I think that the following are all good titles in the repertory of The Toronto Dance Theatre: A Walk in Time, Seastill, The Silent Feast, Rhapsody in the Late Afternoon, Prospect Park.
Your subject must be one that you know deeply, infectiously and intimately. If not, you will never have the kind of command or supply of ideas that you must have. Your own obsession is forcing itself to be made into a dance. You must honour this inner pressure. Take your idea, raw as it might be, and work with it. Don't dress it up for the theatre with a lot of wonderful steps and colours. There are enough skilled people doing just that in the entertainment field. If you are as honest, probing, and physical as you can be, you have the precious opportunity of saying something about the universe, something unique between you and great energies of existence. The size of your statement has nothing whatever to do with its validity. I was reminded by my composition teacher at Bennington College that there really are only a few things to make art about. Originality or validity comes from how you make this art, not what you are basing it on; i.e. we certainly haven't tired of love duets, dealing with death, the seasons.... The great substance of myths, these are our subjects.

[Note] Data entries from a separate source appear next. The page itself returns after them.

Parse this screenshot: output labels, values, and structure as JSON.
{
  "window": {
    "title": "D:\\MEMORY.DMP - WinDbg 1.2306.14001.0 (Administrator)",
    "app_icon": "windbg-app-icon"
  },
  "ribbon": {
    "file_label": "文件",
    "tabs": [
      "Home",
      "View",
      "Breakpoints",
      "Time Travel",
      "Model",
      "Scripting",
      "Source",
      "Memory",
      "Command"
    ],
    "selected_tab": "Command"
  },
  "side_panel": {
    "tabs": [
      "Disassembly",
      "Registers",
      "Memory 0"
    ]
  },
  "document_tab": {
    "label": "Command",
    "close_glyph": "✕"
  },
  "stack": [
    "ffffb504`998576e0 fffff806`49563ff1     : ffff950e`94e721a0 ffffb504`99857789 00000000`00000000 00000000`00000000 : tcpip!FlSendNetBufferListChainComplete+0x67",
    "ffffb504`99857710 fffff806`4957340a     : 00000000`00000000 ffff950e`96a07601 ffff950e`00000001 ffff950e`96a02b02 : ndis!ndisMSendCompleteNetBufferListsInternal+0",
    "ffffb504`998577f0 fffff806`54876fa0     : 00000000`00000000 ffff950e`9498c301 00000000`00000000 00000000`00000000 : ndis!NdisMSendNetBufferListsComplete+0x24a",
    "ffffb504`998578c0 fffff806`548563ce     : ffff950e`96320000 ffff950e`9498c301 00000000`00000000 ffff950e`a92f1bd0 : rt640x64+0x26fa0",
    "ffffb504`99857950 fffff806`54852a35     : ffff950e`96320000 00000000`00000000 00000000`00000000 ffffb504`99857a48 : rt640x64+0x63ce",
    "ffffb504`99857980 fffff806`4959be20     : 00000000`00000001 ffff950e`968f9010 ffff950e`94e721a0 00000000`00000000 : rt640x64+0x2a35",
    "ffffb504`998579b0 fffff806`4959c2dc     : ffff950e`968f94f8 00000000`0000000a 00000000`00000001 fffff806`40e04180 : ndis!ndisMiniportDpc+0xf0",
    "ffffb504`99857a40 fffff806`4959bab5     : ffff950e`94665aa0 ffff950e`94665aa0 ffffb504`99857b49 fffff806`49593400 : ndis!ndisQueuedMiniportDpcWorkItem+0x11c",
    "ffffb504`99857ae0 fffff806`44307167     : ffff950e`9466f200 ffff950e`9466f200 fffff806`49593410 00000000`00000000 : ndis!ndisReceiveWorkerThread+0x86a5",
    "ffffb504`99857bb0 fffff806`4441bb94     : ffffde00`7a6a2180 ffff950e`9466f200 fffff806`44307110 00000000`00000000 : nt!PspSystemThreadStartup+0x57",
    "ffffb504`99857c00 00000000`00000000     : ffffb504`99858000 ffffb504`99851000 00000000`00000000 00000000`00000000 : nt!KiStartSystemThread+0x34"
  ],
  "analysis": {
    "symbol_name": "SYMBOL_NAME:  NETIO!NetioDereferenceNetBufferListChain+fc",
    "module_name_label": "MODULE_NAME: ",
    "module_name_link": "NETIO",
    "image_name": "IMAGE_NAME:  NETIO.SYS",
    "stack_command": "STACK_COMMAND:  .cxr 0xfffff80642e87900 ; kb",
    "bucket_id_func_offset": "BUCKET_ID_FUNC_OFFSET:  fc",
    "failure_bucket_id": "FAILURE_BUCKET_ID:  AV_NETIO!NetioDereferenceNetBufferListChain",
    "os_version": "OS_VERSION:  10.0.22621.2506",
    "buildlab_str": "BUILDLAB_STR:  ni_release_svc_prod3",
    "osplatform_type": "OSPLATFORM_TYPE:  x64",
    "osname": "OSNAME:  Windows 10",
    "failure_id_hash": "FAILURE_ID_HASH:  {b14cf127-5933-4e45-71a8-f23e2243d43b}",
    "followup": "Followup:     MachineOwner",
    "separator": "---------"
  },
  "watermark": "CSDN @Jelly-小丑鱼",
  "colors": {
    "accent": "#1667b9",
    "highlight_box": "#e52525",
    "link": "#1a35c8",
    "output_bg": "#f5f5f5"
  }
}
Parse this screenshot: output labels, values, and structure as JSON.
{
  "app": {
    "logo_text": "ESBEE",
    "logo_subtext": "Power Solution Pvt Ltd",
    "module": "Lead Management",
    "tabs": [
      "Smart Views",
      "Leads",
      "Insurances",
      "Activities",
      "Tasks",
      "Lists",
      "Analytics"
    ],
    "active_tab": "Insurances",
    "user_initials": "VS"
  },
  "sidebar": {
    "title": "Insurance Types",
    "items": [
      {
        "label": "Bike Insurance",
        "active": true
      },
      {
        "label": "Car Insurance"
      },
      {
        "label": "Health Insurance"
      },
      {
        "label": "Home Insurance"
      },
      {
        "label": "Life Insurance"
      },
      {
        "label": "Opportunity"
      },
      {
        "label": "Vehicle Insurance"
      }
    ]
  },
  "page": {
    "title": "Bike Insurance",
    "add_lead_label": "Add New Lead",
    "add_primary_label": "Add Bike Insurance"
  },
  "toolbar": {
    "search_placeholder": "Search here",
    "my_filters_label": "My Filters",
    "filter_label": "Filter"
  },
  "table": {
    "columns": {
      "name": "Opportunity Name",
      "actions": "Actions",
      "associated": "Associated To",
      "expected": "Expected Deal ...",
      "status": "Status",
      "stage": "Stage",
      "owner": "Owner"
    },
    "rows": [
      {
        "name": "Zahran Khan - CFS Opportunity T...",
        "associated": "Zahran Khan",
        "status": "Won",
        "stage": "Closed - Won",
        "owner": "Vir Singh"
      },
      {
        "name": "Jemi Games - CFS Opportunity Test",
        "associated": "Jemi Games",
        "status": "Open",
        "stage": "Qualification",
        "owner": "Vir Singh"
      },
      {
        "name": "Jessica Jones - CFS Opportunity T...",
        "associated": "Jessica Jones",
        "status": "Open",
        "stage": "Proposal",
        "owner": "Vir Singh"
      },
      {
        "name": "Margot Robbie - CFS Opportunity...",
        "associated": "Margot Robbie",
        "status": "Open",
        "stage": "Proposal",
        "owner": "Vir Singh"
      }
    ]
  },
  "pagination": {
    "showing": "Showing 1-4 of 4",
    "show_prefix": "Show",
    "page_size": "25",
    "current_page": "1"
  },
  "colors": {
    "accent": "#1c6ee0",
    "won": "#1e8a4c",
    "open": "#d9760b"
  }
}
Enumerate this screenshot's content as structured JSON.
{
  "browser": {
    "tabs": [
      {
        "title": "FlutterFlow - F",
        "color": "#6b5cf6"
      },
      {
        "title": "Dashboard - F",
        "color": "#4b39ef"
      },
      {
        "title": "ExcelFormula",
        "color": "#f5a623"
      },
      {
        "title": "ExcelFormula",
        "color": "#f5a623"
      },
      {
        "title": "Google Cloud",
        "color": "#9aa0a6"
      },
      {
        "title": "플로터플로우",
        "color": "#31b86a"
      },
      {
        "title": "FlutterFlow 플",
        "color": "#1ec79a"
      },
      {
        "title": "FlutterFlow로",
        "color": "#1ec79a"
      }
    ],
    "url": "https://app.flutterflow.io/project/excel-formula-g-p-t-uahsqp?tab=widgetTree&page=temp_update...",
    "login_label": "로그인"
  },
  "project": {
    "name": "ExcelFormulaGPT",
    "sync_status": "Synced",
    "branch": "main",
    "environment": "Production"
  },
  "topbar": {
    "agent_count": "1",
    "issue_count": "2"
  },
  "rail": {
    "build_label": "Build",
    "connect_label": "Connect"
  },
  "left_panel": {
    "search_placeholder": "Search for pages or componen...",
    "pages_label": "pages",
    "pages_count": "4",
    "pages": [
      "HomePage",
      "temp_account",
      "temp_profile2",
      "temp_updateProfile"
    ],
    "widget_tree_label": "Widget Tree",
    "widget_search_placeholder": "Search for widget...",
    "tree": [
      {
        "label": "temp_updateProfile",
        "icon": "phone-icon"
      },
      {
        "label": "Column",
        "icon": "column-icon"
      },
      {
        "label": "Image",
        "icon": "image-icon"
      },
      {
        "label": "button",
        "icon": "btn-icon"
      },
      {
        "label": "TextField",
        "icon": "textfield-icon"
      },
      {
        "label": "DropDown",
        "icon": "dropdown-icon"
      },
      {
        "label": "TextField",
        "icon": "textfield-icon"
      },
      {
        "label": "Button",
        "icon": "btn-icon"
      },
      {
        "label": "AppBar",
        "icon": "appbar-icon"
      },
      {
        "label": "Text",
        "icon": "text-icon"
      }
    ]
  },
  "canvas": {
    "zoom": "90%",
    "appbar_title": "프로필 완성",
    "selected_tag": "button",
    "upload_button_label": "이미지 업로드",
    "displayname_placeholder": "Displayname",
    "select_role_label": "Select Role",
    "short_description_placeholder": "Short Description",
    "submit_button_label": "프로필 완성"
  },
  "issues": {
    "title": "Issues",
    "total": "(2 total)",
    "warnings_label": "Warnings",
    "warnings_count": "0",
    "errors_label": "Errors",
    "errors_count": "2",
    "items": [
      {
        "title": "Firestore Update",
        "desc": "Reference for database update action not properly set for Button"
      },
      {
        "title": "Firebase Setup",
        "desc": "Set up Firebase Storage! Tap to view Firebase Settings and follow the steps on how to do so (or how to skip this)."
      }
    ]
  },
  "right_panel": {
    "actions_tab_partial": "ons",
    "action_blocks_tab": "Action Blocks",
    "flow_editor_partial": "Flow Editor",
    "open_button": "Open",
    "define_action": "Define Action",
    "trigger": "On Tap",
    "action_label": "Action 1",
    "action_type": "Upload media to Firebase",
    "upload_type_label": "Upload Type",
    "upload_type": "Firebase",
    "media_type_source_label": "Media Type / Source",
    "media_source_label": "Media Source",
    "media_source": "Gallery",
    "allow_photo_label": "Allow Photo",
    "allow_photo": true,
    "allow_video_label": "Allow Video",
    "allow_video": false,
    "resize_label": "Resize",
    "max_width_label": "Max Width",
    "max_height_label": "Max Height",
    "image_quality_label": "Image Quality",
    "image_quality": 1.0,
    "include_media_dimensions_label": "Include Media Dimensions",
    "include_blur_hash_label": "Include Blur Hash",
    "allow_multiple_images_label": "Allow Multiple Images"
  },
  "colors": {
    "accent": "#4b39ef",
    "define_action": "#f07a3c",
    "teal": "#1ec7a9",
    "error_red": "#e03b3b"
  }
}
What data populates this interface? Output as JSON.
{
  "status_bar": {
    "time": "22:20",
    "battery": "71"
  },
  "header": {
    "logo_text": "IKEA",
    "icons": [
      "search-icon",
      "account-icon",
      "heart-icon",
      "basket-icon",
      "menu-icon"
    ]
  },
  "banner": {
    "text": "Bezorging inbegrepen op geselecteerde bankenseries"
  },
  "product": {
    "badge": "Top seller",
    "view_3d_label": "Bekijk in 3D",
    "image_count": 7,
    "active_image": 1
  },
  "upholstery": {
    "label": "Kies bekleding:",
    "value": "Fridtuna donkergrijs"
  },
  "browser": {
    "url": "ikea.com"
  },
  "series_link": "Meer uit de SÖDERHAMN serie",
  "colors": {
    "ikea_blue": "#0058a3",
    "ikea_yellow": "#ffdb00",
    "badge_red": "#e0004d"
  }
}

Don't concern yourself with whether you are being new and revolutionary, or whether your dance has already been done. Dig deep in yourself, examine with curiosity the possibilities of bodies in space with sound. This will give your work all the freshness it needs. The mind and spirit behind the work will determine whether it is behind, ahead of, or right in the centre of its time (and that is not within the boundaries of this book to discuss).
The point here is to approach a body of experience that centres around a certain feeling, and then to objectify it, give it a form outside yourself, something you can imagine on a stage embodied by dancers. Once it has taken that leap in your imagination into something in dance terms, you are on your way. Your feelings, and your memory of the experience, will feed you with the uniqueness that will validate the work artistically.
Simplicity and seriousness are the most honoured gates to pass through in entering the actual subject matter (even with something comic). To bind something in universality - what does your activity or mood mean to all people, not just to you? - will give your material the mythological weight that I mean. Where does your idea fit into the collective fears, joys, aspirations and obsessions of human-kind? If, when putting your idea into words, it sounds far too simple, this means that you probably stand a chance of mastering your material. A great religious thinker said, 'Life is simple but difficult,' whereas we prefer to think of it as complex but easy. The same holds true for all art.
Lastly, I encourage you to stay away from what you think is appropriate in the theatre. Listen to the voices within you and be simple and physically committed to what you do. This purity of expression is exactly what is reinventing, for each generation, exactly what is appropriate in the theatre. Take the dare. Say to yourself, 'What if?' Many times you will come up with fresh material, and perhaps that precious powerful force, a startling concept, one that makes people reconsider things that they usually take for granted.